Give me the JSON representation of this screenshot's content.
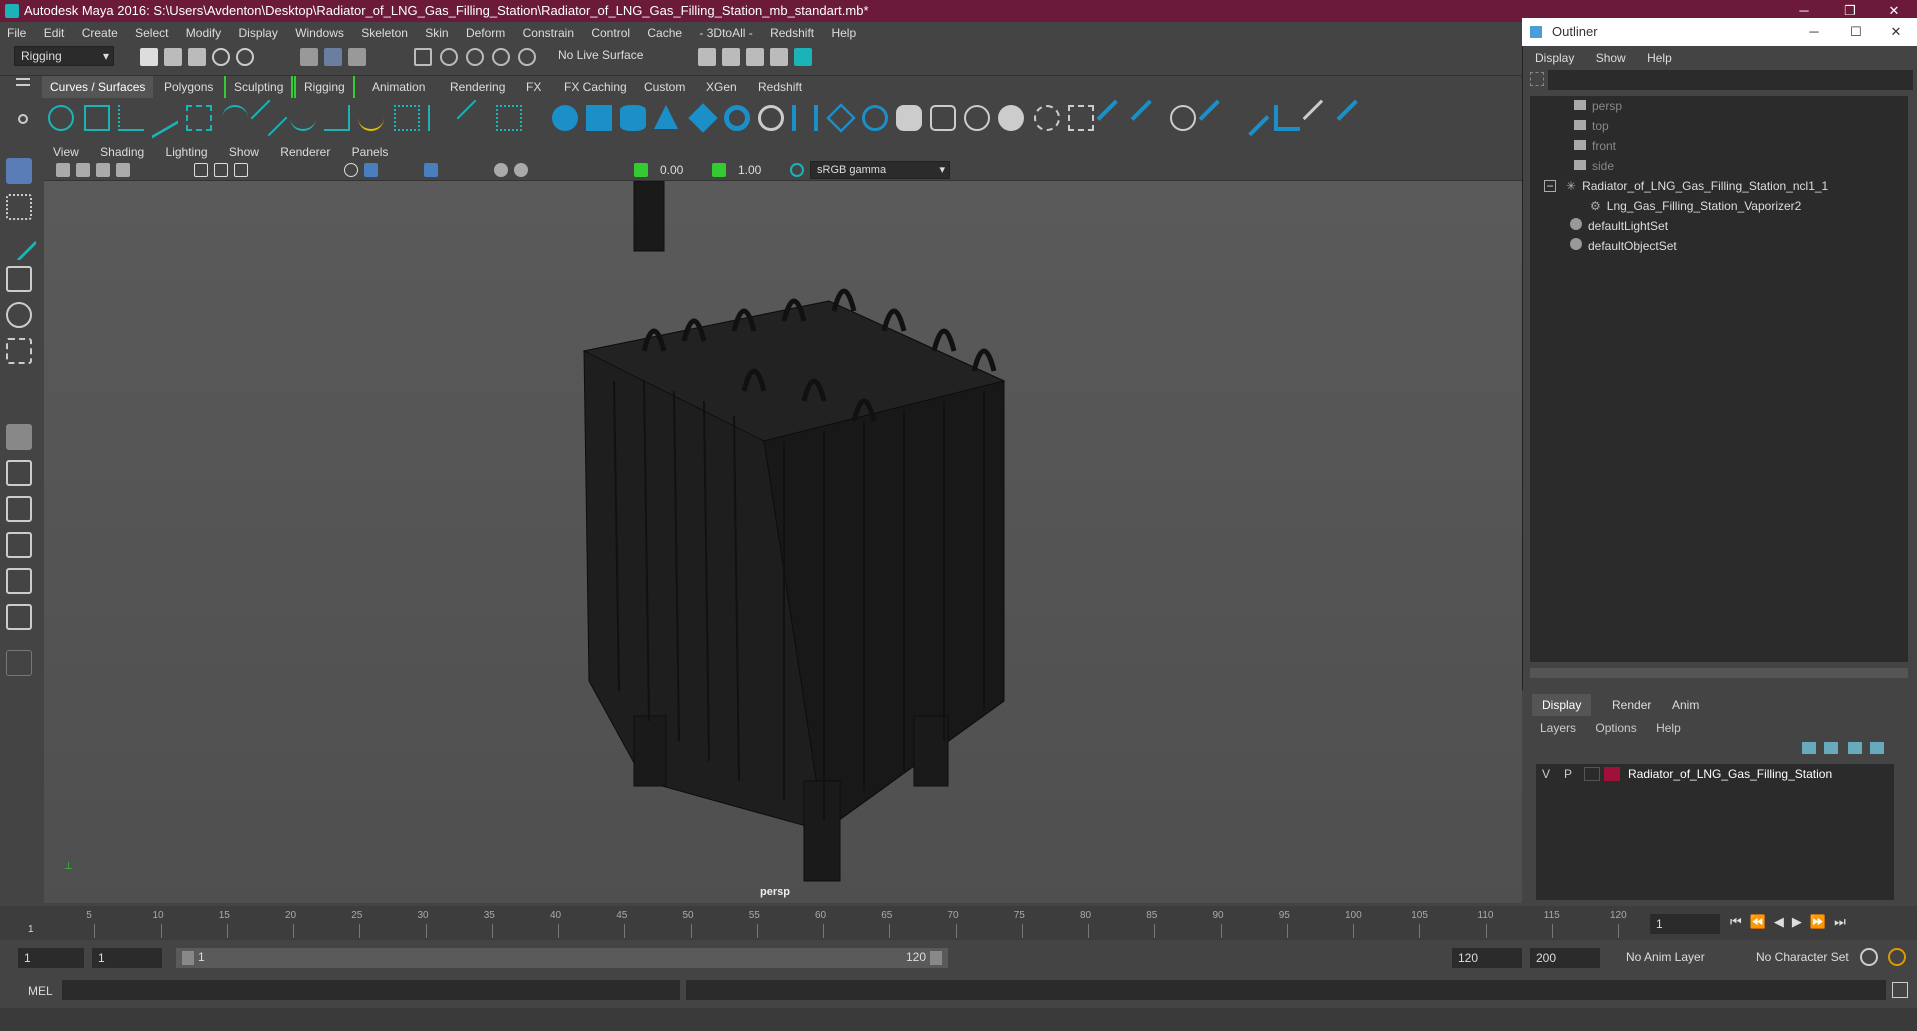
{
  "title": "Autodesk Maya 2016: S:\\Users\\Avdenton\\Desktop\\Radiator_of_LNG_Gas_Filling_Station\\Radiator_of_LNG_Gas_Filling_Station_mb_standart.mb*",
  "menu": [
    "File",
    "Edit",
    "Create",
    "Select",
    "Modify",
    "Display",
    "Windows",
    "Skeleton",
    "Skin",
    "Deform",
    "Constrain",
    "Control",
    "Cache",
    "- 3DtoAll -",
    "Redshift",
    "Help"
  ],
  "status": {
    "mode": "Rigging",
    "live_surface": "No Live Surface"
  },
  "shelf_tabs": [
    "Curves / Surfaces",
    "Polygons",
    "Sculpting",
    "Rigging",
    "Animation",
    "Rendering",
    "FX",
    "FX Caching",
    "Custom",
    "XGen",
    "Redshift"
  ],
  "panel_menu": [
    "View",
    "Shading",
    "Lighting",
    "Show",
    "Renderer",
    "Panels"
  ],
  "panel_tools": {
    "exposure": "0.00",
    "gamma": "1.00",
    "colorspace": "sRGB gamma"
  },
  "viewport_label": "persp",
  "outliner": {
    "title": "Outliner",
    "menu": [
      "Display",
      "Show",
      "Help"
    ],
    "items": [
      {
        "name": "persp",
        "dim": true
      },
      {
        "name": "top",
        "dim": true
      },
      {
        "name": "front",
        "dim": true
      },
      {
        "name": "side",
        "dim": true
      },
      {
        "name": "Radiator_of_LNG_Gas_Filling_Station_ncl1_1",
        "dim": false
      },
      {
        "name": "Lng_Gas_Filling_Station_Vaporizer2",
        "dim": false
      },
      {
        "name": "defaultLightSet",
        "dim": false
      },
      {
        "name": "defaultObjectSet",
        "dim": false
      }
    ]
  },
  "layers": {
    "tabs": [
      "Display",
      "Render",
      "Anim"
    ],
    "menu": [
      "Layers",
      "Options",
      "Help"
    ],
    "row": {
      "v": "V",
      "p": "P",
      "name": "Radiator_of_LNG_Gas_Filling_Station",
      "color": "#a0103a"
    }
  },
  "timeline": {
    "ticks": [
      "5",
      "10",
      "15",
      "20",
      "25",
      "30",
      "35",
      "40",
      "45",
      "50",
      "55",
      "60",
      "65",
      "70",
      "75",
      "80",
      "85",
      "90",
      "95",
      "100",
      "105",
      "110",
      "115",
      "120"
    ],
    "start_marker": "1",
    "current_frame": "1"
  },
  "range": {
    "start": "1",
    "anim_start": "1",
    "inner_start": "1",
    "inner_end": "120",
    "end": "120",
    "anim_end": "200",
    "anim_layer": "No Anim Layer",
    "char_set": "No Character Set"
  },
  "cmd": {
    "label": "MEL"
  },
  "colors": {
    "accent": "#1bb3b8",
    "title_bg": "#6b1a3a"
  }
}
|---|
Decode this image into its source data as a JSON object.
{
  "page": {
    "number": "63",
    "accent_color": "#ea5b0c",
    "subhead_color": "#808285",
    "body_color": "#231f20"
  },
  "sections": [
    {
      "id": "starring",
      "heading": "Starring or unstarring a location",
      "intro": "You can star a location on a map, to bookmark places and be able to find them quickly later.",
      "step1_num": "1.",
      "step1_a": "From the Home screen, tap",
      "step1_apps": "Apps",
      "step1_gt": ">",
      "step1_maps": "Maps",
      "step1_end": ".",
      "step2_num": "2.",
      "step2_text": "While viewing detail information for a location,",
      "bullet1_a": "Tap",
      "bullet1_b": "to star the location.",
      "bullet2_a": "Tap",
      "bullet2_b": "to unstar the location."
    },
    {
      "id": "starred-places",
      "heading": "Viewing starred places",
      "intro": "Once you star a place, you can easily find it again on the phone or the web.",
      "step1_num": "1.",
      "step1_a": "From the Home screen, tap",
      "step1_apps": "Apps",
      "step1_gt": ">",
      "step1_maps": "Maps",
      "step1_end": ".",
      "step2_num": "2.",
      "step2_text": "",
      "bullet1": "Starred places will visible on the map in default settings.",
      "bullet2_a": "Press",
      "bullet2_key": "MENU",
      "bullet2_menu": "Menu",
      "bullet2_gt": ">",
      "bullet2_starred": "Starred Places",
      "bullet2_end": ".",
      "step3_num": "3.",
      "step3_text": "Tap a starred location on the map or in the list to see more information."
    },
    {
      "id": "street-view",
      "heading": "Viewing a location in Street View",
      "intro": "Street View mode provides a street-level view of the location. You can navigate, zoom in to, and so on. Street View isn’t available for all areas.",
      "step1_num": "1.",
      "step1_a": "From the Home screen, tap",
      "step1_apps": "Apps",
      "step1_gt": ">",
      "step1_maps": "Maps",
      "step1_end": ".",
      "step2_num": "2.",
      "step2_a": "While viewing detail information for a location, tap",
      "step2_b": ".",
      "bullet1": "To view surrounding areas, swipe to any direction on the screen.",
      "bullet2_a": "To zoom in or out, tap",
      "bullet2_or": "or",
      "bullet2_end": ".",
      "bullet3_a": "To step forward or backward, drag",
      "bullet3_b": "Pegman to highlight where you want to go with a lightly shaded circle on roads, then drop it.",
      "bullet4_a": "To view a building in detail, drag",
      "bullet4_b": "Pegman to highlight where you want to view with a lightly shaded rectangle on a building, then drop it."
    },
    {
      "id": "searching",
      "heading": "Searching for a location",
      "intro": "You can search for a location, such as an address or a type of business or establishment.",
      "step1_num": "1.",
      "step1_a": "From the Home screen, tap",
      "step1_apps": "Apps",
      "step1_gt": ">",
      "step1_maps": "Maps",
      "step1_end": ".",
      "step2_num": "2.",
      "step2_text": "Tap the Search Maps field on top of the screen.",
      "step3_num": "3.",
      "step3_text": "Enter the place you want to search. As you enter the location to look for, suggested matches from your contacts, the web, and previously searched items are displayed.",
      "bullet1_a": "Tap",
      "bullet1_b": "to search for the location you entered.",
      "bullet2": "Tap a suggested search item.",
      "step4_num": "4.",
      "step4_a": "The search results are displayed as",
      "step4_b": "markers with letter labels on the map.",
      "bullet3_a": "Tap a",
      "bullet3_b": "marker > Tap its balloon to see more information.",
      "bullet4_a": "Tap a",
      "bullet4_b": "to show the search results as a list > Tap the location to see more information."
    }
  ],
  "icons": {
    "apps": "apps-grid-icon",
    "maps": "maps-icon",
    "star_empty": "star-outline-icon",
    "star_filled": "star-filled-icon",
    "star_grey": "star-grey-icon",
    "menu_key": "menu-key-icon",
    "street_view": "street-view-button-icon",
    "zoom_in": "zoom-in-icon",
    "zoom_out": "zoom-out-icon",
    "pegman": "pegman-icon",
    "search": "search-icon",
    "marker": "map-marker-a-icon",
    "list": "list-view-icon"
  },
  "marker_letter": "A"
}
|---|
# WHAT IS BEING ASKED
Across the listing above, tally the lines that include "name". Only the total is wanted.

# TASK OUTPUT
9